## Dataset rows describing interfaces
• • • •
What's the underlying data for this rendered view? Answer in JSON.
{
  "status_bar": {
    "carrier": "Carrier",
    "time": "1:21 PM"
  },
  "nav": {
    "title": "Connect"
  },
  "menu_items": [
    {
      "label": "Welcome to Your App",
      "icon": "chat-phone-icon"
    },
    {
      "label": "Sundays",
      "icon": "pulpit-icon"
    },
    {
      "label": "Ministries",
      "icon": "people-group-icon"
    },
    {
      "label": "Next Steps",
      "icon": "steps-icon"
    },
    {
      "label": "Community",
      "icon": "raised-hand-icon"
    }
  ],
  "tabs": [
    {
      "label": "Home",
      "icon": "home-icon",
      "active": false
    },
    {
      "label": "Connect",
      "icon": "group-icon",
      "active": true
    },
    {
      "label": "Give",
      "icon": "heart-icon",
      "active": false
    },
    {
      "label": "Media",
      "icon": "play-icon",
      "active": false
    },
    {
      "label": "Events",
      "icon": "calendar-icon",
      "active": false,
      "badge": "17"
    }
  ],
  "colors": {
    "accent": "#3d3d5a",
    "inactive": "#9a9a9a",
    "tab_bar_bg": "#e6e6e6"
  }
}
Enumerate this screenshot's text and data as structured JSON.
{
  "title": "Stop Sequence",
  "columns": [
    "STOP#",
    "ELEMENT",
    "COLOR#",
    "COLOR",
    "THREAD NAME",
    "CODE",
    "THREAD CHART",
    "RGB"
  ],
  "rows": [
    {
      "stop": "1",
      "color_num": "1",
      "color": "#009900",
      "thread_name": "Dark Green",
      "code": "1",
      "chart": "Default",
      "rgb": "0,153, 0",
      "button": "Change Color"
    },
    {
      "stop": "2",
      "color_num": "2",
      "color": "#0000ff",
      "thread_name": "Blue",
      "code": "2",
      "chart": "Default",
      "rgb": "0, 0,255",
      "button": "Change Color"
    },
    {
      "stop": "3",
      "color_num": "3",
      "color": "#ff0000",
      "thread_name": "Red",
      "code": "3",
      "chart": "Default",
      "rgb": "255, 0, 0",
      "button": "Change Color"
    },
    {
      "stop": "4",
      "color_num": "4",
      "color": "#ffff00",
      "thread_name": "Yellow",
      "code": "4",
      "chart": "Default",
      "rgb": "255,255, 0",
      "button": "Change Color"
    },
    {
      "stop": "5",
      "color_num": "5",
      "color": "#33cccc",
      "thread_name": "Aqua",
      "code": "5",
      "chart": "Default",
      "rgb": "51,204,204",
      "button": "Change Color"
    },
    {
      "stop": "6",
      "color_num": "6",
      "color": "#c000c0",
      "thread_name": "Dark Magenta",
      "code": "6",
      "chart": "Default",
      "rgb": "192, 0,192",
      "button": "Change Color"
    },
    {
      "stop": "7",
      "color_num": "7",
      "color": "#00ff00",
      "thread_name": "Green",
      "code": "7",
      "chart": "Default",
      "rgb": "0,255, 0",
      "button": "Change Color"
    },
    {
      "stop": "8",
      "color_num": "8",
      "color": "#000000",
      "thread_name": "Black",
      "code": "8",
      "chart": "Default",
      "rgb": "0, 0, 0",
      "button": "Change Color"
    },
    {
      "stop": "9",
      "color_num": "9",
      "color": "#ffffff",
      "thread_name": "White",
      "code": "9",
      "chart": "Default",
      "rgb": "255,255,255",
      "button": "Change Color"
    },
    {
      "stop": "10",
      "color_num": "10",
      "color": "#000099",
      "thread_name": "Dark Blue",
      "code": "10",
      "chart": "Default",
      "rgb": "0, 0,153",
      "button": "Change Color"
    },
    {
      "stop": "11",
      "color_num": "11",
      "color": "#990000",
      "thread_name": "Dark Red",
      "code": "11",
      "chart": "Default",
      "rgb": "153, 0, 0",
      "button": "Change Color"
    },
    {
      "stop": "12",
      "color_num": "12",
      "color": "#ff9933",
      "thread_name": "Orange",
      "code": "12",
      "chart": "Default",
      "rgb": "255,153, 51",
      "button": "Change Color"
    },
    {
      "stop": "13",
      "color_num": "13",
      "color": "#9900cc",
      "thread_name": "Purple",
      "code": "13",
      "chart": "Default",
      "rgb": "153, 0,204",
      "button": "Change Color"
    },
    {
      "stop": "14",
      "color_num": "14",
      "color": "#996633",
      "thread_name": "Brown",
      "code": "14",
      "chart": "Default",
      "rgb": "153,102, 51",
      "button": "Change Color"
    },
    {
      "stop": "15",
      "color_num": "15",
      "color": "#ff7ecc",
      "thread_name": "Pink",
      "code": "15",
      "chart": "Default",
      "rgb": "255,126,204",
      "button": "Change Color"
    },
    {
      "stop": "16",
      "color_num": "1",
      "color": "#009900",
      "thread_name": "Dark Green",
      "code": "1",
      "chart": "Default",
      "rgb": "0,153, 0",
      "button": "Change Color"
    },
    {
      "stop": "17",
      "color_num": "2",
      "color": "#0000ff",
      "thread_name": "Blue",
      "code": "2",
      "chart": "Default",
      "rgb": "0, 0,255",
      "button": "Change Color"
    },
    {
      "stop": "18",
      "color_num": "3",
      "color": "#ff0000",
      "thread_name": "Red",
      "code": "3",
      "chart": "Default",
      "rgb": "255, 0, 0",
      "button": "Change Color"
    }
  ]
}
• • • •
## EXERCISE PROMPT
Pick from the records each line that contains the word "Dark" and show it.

## COMPLETED EXERCISE
      "thread_name": "Dark Green",
      "thread_name": "Dark Magenta",
      "thread_name": "Dark Blue",
      "thread_name": "Dark Red",
      "thread_name": "Dark Green",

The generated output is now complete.